There have been many contentious topics in the news recently, one of them being the indictments – or lack thereof – of police officers who have killed innocent and unarmed racial minorities.
It is peculiar to look at the individual cases, as some are strikingly similar. However, where one case garnered an indictment for the police officer involved, another did not.
The question is—why are some officers being indicted for their use of force against an unarmed racial minority while others are not?
Political Climate and Personal Aspirations
Oftentimes prosecutors will choose to bring charges against a police officer for political reasons. A prosecutor in a jurisdiction where he or she is seeking re-election may do things to placate a certain majority from which he or she is seeking a vote.
Some prosecutors also have ambitions of becoming players on the national stage. Because race relations are important today, a prosecutor with National aspirations may make a bigger or lesser deal out of what appears to be a racially charged killing, depending on to whom the prosecutor wishes to appeal
Another big factor is the relationship between the local police department and the prosecutor’s office. In two high-profile cases where officers were indicted on simple misdemeanor charges for actions that resulted in deaths of another individual, the police departments were relatively small.
Prosecutors’ offices may be less likely to rely on a smaller police department for bigger prosecutions, and the handling of larger cases. So it may be less costly to “throw a smaller police department under the bus” so to speak.
The use of force by police against civilians, especially racial minorities, has garnered some well-deserved attention. However, results have not been uniform geographically when it comes to indicting police officers accused of committing these crimes. Each town and geographic region is different, and there are different factors that influence the outcomes of each grand jury indictment.

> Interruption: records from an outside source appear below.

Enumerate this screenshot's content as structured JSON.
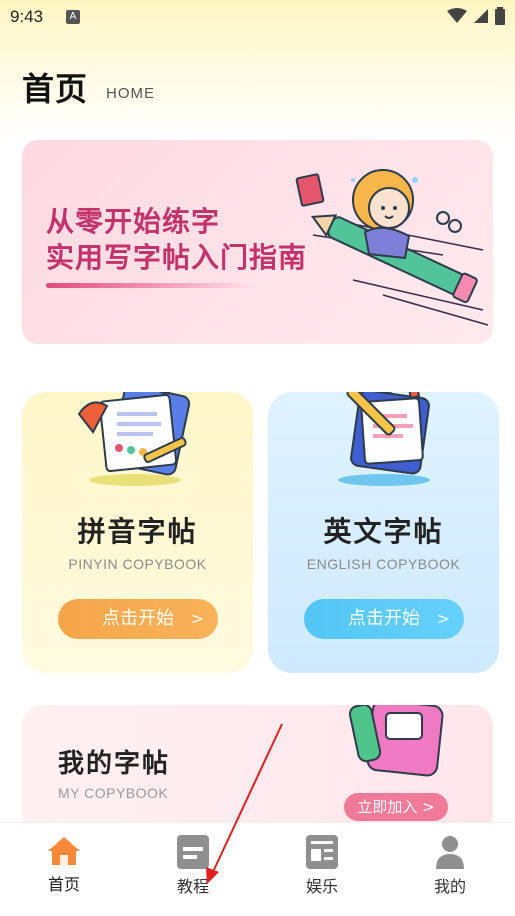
{
  "status": {
    "time": "9:43",
    "notif_letter": "A"
  },
  "header": {
    "title": "首页",
    "subtitle": "HOME"
  },
  "banner": {
    "line1": "从零开始练字",
    "line2": "实用写字帖入门指南"
  },
  "cards": [
    {
      "title": "拼音字帖",
      "subtitle": "PINYIN COPYBOOK",
      "button": "点击开始",
      "arrow": ">",
      "accent": "#f6a548"
    },
    {
      "title": "英文字帖",
      "subtitle": "ENGLISH COPYBOOK",
      "button": "点击开始",
      "arrow": ">",
      "accent": "#53c6f5"
    }
  ],
  "my_copybook": {
    "title": "我的字帖",
    "subtitle": "MY COPYBOOK",
    "button": "立即加入 >"
  },
  "tabs": [
    {
      "label": "首页",
      "icon": "home-icon",
      "active": true,
      "color": "#f7893b"
    },
    {
      "label": "教程",
      "icon": "tutorial-icon",
      "active": false,
      "color": "#8f8f8f"
    },
    {
      "label": "娱乐",
      "icon": "news-icon",
      "active": false,
      "color": "#8f8f8f"
    },
    {
      "label": "我的",
      "icon": "profile-icon",
      "active": false,
      "color": "#8f8f8f"
    }
  ],
  "colors": {
    "brand_pink": "#c4326b",
    "annotation_red": "#e02020"
  }
}
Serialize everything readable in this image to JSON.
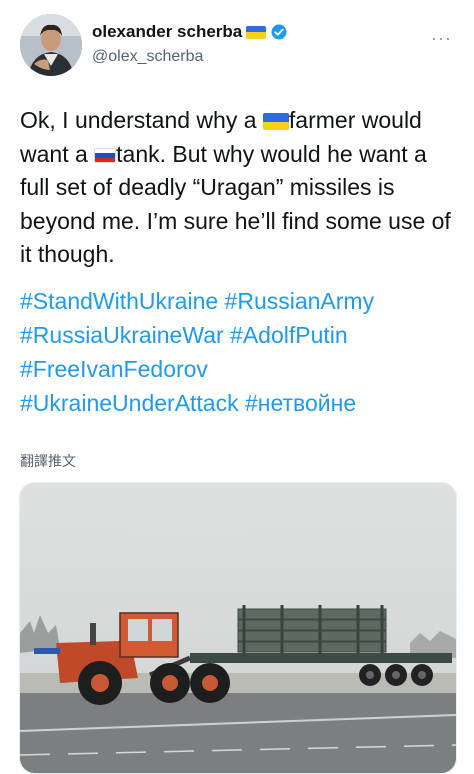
{
  "author": {
    "display_name": "olexander scherba",
    "handle": "@olex_scherba",
    "more_label": "···"
  },
  "tweet": {
    "text_part1": "Ok, I understand why a ",
    "text_part2": "farmer would want a ",
    "text_part3": "tank. But why would he want a full set of deadly “Uragan” missiles is beyond me. I’m sure he’ll find some use of it though.",
    "hashtags": [
      "#StandWithUkraine",
      "#RussianArmy",
      "#RussiaUkraineWar",
      "#AdolfPutin",
      "#FreeIvanFedorov",
      "#UkraineUnderAttack",
      "#нетвойне"
    ]
  },
  "translate_label": "翻譯推文",
  "icons": {
    "verified": "verified-badge-icon",
    "ukraine_flag": "ukraine-flag-icon",
    "russia_flag": "russia-flag-icon",
    "more": "more-options-icon"
  },
  "colors": {
    "link": "#1d9bf0",
    "secondary_text": "#536471",
    "verified": "#1d9bf0"
  }
}
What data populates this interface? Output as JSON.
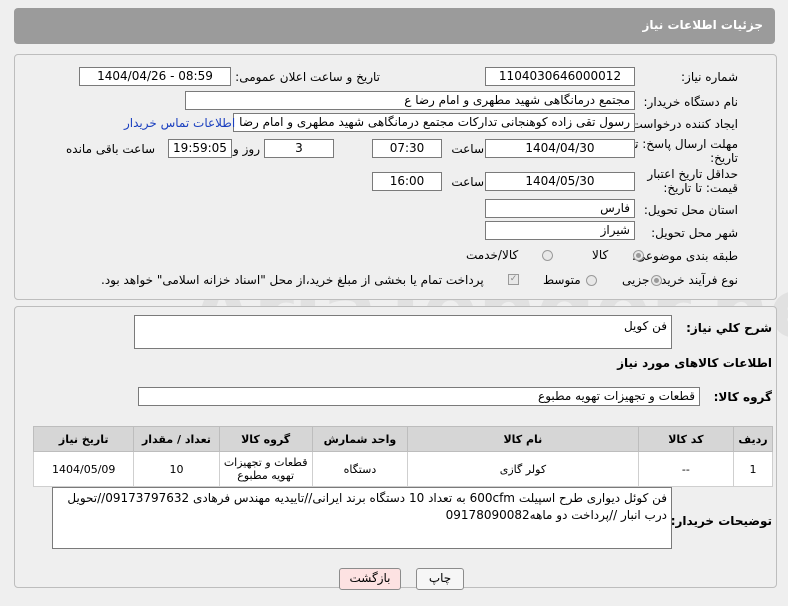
{
  "header": {
    "title": "جزئیات اطلاعات نیاز"
  },
  "fields": {
    "need_number_label": "شماره نیاز:",
    "need_number": "1104030646000012",
    "announce_label": "تاریخ و ساعت اعلان عمومی:",
    "announce_value": "1404/04/26 - 08:59",
    "buyer_org_label": "نام دستگاه خریدار:",
    "buyer_org": "مجتمع درمانگاهی شهید مطهری و امام رضا  ع",
    "requester_label": "ایجاد کننده درخواست:",
    "requester": "رسول تقی زاده کوهنجانی تدارکات مجتمع درمانگاهی شهید مطهری و امام رضا",
    "buyer_contact_link": "اطلاعات تماس خریدار",
    "reply_deadline_label": "مهلت ارسال پاسخ: تا تاریخ:",
    "reply_date": "1404/04/30",
    "time_label": "ساعت",
    "reply_time": "07:30",
    "days_value": "3",
    "day_and_label": "روز و",
    "remaining_time": "19:59:05",
    "remaining_label": "ساعت باقی مانده",
    "price_validity_label": "حداقل تاریخ اعتبار قیمت: تا تاریخ:",
    "price_date": "1404/05/30",
    "price_time_label": "ساعت",
    "price_time": "16:00",
    "province_label": "استان محل تحویل:",
    "province": "فارس",
    "city_label": "شهر محل تحویل:",
    "city": "شیراز",
    "category_label": "طبقه بندی موضوعی:",
    "category_options": [
      "کالا",
      "کالا/خدمت"
    ],
    "process_label": "نوع فرآیند خرید :",
    "process_options": [
      "جزیی",
      "متوسط"
    ],
    "payment_note": "پرداخت تمام یا بخشی از مبلغ خرید،از محل \"اسناد خزانه اسلامی\" خواهد بود."
  },
  "summary": {
    "label": "شرح کلي نياز:",
    "value": "فن کویل"
  },
  "goods_section": {
    "title": "اطلاعات کالاهای مورد نیاز",
    "group_label": "گروه کالا:",
    "group_value": "قطعات و تجهیزات تهویه مطبوع",
    "columns": [
      "ردیف",
      "کد کالا",
      "نام کالا",
      "واحد شمارش",
      "گروه کالا",
      "تعداد / مقدار",
      "تاریخ نیاز"
    ],
    "rows": [
      [
        "1",
        "--",
        "کولر گازی",
        "دستگاه",
        "قطعات و تجهیزات تهویه مطبوع",
        "10",
        "1404/05/09"
      ]
    ]
  },
  "buyer_notes": {
    "label": "توضیحات خریدار:",
    "value": "فن کوئل دیواری طرح اسپیلت 600cfm به تعداد 10 دستگاه برند ایرانی//تاییدیه مهندس فرهادی 09173797632//تحویل درب انبار //پرداخت دو ماهه09178090082"
  },
  "buttons": {
    "print": "چاپ",
    "back": "بازگشت"
  },
  "watermark": "AriaTender.net",
  "colors": {
    "header_bg": "#9b9b9b",
    "link": "#1a3fbf",
    "back_button_bg": "#fde2e2"
  }
}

Lotze Mosley has been handling criminal cases for many years, and we know that being accused of a crime is especially difficult and stigmatizing. We went to help. For an initial consultation, we welcome your call to our office at (202) 393-0535.